Neyhart's Book Nook

Jennifer Neyhart is an aspiring Scholar and Educator of C.S Lewis, Bible, and Theology. Her interests include reading (Fantasy/Sci-Fi along with books related to Theology, Philosophy, The Bible, Spirituality, etc...), writing, learning and teaching. You'll find her blogging about these interests accordingly at http://neyhart.blogspot.com

Currently reading

The Silmarillion
J.R.R. Tolkien, Ted Nasmith, Christopher Tolkien
Torn: Rescuing the Gospel from the Gays-vs.-Christians Debate
Justin Lee
The God Box
Alex Sanchez
Gods at War: Defeating the Idols That Battle for Your Heart
Kyle Idleman
The Ersatz Elevator
Lemony Snicket
The House of Hades
Rick Riordan
Come Alive
Elora Nicole Ramirez
The Prophetic Imagination
Walter Brueggemann
Jesus + Nothing = Everything
Tullian Tchividjian
Speaker for the Dead
Orson Scott Card
Light: C.S. Lewis's First and Final Short Story - Charlie W. Starr Every C. S. Lewis fan should read this book.
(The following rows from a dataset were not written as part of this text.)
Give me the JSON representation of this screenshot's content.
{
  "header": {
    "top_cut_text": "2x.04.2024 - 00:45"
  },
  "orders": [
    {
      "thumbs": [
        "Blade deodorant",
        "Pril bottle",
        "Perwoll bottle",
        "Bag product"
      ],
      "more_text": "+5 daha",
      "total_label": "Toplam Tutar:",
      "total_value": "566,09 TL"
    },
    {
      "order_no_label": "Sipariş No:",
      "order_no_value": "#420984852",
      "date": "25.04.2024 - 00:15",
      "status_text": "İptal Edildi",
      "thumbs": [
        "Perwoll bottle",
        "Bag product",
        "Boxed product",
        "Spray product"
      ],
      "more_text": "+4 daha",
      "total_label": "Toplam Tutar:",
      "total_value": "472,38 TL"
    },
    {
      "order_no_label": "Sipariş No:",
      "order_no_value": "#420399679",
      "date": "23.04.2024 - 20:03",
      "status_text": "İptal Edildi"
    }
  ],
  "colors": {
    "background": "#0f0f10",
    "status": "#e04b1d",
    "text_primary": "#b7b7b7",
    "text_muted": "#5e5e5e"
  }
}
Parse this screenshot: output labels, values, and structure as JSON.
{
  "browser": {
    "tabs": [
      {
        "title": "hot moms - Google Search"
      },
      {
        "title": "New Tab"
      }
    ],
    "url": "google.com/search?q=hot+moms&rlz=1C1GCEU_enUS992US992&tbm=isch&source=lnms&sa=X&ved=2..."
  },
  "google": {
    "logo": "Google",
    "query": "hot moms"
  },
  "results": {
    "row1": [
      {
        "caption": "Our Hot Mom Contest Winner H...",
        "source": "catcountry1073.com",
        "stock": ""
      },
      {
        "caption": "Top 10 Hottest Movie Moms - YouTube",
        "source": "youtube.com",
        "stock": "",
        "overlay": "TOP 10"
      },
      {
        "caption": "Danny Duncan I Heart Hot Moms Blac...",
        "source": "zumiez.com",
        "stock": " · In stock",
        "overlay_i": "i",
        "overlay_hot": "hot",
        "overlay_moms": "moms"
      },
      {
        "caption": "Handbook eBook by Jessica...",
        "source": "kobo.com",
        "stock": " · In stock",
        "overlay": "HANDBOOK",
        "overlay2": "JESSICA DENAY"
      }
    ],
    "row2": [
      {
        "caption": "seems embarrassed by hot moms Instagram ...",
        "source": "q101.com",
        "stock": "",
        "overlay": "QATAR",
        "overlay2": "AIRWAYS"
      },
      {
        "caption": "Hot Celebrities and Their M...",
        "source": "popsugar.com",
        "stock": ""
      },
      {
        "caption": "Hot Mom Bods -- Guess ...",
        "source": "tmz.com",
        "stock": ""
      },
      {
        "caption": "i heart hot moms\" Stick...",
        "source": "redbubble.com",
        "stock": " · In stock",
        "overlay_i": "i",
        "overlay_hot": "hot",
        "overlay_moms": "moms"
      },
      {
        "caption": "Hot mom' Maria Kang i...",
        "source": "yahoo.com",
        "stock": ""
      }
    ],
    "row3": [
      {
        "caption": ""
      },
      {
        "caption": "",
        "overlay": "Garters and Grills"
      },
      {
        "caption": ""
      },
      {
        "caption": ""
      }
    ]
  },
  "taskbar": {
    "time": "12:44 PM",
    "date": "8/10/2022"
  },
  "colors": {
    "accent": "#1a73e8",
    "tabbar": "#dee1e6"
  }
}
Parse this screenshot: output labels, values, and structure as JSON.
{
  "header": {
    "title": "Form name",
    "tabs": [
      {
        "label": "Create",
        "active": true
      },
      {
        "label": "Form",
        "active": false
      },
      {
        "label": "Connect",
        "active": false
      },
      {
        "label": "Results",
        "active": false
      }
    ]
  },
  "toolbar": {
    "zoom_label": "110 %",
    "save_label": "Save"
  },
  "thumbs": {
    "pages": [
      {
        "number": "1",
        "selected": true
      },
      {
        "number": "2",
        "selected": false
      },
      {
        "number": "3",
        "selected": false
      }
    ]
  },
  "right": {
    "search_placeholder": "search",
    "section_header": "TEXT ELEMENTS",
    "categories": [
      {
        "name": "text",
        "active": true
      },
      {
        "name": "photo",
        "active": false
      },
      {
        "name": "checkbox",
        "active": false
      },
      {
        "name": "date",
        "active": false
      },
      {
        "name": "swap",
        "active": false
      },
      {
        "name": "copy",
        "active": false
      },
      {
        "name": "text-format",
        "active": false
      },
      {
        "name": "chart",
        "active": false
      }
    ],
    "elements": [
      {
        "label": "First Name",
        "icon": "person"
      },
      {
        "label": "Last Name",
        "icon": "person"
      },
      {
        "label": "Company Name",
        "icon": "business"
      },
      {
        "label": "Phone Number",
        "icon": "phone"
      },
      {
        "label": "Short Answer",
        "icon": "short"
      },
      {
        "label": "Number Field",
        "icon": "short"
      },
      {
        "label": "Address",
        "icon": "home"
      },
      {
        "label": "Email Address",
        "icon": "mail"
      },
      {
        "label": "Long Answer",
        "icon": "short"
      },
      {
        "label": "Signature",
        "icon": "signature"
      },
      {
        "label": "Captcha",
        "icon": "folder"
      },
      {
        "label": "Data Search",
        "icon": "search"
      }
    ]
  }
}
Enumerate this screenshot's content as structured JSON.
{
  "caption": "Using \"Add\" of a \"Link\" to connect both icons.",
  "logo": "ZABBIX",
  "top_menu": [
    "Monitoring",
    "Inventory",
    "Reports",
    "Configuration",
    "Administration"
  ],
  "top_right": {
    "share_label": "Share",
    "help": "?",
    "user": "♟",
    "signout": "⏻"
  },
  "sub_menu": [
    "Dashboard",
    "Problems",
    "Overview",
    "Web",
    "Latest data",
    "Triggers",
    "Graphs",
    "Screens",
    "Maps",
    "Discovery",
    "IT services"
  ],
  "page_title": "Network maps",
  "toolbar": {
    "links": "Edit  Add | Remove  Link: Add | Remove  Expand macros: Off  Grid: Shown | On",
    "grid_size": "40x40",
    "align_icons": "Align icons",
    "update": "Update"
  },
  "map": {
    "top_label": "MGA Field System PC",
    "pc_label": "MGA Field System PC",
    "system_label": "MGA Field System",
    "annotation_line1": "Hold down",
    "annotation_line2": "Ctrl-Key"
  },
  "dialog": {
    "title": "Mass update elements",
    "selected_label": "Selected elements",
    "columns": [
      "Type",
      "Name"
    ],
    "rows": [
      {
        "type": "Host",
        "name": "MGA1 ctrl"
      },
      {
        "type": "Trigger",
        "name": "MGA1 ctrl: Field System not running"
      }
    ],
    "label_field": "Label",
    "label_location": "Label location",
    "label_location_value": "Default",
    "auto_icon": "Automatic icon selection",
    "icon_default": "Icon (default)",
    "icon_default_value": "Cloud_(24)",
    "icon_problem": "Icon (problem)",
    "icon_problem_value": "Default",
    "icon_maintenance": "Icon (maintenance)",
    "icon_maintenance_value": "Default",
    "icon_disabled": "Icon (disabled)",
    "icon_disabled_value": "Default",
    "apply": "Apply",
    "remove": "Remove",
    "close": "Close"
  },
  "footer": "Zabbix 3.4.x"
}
Not only do you get to read a previously unpublished short story by C. S. Lewis himself, but you also get a fun, engaging analysis of the mystery surrounding the "Light" manuscript, as well as a section diving into the possible meanings of the story which delves into Lewis's epistemology.

Admittedly, I am more than the casual admirer of C. S. Lewis and his writings. I've also done my fair share of academic reading. I think it is unfortunate that most of the time "academic" in this context tends to be synonymous with "boring", "dull", or "uninteresting". Fortunately, Starr's book manages to be both scholarly and entertaining as he takes us on his journey to solve the mysteries surrounding the Light manuscript.

My favorite section, other than the story itself of course, is part three: "The Meaning of Light". Here we explore how Lewis was doing what he did best in this story: talking about philosophy, epistemology, and theology though story and imagination. Starr helps us look at different possible interpretations here. The chapter titles in this section are, “Contemplation, Enjoyment and War”, “Toolsheds, Truth and Knowledge”, “Beyond Reason and Imagination”, and “Earthly Longing, Heavenly Light”.

I love the way Starr brings in so much of Lewis's work, showing us yet again that Owen Barfield was correct when he said that “what Lewis thought about everything was secretly present in what he said about anything”.

I also enjoy the parallel publication of “The Man Born Blind”, with “Light,” which allows the reader to see the changes and understand more about the nature of Lewis’s revisions.